**About this exercise:** Go through the material below and return each line with the string "kind" in it.

**Data under study:**
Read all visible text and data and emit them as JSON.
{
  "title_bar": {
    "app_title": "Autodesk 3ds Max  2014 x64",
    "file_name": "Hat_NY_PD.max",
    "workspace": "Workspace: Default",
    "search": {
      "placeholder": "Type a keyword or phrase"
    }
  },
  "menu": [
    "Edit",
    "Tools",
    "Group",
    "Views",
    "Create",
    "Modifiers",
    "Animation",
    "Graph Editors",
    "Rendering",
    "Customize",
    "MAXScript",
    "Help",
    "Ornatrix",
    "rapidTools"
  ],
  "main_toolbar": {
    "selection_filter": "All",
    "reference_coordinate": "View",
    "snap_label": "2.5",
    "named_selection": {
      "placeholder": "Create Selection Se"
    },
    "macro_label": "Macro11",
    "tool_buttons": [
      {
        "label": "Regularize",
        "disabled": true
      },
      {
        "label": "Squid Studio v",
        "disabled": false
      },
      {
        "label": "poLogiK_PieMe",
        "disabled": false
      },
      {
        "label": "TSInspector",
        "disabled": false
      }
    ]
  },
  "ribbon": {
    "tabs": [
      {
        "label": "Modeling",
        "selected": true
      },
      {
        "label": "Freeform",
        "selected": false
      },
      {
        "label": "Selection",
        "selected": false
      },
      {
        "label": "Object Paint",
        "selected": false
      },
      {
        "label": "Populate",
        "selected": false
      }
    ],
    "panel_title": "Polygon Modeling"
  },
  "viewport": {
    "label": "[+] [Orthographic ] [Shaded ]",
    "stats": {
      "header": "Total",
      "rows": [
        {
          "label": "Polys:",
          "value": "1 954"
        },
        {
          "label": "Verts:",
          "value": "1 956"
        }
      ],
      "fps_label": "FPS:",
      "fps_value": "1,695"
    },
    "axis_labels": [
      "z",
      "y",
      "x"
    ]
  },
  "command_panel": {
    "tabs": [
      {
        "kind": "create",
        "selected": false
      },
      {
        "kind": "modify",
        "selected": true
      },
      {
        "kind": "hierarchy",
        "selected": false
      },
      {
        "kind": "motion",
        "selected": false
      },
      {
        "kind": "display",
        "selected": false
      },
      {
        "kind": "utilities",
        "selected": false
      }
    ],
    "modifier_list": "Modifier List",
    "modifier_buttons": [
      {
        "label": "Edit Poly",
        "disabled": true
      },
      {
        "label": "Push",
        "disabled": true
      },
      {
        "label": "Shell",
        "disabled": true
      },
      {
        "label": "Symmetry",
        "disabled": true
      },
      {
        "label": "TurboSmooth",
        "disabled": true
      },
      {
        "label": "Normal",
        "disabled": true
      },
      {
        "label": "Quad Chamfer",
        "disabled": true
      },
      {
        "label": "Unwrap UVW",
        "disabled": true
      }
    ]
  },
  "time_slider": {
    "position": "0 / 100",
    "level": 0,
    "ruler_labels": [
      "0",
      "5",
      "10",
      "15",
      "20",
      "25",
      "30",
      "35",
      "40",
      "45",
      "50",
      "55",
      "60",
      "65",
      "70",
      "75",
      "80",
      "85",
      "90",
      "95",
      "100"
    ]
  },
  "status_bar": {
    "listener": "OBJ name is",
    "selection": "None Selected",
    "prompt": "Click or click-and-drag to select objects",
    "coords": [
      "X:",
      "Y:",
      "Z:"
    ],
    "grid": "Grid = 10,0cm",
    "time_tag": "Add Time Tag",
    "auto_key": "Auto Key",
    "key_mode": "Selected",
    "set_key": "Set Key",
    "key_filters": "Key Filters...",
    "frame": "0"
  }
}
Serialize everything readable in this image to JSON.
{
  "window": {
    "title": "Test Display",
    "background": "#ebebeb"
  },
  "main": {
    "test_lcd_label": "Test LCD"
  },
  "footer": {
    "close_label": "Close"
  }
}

**Worked solution:**
        "kind": "create",
        "kind": "modify",
        "kind": "hierarchy",
        "kind": "motion",
        "kind": "display",
        "kind": "utilities",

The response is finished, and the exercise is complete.